He told BBC News that any changes in grades were the result of "independent judgments made by exam boards".
He said the reason some pupils have had poorer results than expected was partly down to a change in the system which meant their exams had been split into units and modules this year.
This year is the first year that grades have been awarded for new GCSE syllabuses in English. Under the changes, children taking these subjects can now sit exams throughout the course rather than at the end.
Asked about concerns that English papers were marked too harshly, Mr Gove told BBC News: "Yes, the number of As and A*s has fallen, but the number of Bs has increased, the number of Cs has fallen and the number of Ds has increased.

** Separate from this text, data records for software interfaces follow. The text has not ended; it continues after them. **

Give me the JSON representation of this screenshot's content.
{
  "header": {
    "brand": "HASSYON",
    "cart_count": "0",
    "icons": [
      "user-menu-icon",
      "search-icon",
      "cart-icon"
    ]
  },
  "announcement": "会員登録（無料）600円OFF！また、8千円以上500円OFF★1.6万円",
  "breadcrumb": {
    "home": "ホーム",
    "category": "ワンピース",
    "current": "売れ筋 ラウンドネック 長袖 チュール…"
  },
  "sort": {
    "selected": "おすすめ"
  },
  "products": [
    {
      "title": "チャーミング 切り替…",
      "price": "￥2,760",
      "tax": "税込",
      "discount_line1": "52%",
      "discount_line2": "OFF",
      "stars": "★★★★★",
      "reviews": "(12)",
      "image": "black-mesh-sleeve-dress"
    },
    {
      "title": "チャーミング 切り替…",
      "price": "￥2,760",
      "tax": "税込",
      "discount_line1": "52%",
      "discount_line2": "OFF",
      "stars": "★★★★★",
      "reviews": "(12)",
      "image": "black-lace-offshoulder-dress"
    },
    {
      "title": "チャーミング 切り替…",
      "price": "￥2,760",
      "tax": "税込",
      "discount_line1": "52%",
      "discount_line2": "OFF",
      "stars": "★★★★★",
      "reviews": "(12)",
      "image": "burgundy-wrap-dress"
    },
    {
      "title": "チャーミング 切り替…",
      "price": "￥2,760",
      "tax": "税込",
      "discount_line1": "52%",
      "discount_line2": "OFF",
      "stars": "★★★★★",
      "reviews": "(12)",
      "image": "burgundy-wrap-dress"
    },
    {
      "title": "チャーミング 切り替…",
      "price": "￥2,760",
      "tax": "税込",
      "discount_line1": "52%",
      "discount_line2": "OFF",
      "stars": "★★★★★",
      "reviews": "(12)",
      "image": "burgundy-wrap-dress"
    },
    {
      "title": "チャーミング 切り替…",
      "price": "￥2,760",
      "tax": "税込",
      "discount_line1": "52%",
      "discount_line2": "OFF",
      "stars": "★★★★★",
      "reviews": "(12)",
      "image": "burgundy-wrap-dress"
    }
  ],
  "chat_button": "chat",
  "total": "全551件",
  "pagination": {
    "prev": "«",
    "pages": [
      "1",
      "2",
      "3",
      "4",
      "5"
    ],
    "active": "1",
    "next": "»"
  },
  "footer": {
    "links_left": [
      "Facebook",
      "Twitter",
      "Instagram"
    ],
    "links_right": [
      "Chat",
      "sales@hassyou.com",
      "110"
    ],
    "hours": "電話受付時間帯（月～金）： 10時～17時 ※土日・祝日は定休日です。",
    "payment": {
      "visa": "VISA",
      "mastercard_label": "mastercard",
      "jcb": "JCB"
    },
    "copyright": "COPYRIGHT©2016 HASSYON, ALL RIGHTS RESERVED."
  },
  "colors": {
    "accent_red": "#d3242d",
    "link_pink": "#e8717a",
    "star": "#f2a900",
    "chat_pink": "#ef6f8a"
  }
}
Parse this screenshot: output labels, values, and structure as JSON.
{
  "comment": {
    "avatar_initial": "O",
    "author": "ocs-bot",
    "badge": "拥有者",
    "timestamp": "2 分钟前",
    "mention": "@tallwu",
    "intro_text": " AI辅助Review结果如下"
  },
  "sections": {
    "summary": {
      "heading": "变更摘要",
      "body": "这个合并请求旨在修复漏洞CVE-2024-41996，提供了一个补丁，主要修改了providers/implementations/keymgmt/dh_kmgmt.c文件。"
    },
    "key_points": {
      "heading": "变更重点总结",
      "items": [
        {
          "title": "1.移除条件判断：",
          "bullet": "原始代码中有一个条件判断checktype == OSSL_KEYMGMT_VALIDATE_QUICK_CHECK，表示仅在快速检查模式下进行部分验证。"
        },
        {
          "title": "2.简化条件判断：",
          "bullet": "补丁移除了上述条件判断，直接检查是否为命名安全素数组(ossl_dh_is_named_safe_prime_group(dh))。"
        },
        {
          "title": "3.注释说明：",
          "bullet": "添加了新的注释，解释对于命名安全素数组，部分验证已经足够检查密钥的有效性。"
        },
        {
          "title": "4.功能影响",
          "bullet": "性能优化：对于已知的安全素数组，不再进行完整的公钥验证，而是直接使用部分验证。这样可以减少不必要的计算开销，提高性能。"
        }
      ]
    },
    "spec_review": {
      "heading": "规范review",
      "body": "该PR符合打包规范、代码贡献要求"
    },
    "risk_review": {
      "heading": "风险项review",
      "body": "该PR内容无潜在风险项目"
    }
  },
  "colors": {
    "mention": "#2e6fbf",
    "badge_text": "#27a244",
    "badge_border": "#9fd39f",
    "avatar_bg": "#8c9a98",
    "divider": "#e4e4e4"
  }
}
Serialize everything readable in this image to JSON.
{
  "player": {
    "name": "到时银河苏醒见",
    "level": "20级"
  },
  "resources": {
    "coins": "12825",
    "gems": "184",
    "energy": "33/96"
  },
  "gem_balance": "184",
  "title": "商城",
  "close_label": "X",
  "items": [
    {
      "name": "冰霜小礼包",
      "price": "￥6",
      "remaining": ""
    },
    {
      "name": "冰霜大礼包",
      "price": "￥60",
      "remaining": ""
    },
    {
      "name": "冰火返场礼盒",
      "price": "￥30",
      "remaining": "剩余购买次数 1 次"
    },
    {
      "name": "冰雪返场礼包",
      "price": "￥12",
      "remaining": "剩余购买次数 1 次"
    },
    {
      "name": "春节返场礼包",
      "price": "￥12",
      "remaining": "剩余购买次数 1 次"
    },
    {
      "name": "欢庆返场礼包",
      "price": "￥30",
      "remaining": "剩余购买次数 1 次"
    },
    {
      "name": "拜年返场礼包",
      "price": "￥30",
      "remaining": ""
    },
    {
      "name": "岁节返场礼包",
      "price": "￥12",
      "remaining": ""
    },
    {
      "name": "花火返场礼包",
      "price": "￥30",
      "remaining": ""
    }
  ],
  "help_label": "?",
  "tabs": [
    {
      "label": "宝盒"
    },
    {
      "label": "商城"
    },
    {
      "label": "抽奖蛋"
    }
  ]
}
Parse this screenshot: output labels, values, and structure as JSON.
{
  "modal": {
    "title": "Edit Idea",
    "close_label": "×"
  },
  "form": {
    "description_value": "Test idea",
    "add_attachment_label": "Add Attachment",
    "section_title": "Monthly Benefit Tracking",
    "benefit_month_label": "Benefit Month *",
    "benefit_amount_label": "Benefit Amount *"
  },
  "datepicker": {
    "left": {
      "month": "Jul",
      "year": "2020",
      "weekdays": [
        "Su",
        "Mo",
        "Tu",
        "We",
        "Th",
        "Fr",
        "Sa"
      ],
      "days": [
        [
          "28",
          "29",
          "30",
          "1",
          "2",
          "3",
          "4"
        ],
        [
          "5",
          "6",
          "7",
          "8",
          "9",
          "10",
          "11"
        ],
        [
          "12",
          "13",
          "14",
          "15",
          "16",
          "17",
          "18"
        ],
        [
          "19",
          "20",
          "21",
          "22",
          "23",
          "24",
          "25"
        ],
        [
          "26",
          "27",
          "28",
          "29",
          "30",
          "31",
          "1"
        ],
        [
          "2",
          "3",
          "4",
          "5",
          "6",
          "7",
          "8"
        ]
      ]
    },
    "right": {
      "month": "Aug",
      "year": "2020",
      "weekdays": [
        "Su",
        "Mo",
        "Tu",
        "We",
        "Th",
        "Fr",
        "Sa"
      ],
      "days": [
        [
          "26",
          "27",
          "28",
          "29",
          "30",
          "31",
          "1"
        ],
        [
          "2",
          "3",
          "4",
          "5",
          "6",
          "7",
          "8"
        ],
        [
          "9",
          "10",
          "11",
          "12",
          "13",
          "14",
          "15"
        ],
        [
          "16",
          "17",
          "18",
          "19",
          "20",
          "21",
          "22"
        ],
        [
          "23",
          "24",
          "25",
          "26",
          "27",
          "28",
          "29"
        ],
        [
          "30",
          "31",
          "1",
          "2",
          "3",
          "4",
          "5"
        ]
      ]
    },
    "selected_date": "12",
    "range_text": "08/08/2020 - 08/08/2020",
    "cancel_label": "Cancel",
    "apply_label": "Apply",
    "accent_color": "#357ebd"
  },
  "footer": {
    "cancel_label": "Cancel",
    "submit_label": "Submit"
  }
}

"That is a result of the independent judgments made by exam boards entirely free from any political pressure and I think that the various chief executives of the exam boards, and indeed the chief executive of the regulator Ofqual, have made it clear today that these decisions have been made because the exam boards and the regulator have sought to ensure this year, as every year, that exam results are comparable over time so that we can all have confidence in the examination system.
However Brian Lightman, general secretary of the Association of School and College Leaders, called for an investigation into the matter and accused the government of yearly "tinkering".
He said: "The big issue, schools are telling us, is at the C/D borderline in English.
"What has happened this year is not that the exams or standards have been made more rigorous in a way that young people and teachers can prepare for.
"What appears to have happened is that, halfway through the year, it was decided that too many students were going to get a C grade in English and the grade boundaries of the exam were pushed up very substantially.
"Standards in schools have not changed one iota. It is the grading that has changed."
He added: "It is morally wrong to manipulate exam grades in this way - you are playing with young people's futures."
Thursday's national results revealed that 69.4% of all GCSE exams were given at least a C grade - down 0.4 percentage points on last summer.
It is the first time the A*-C pass rate has fallen in the 24-year history of GCSEs. The exams were first taught in 1986, with the first exams taken in 1988.
The results also show that the proportion of entries awarded at least a C in the key subjects of English, maths and science have fallen.
The national figures show that in the English GCSE, 63.9% of entries got at least a C, compared with 65.4% last summer, while 15% were awarded an A or A*, down from 16.8% in 2011.
In English literature, 76.3% of exams were awarded A*-C, compared with 78.4% last year, and 23.2% got at least an A, against 25% in 2011.
Exam chiefs said that the falls in English were partly down to more candidates switching from taking the subject early in the winter exam season.
They said that historically, there had always been significant numbers of re-sits after the winter exams, and that the winter season tended to produce lower results.
As more students move to take their English exam in the summer, this has an impact on results.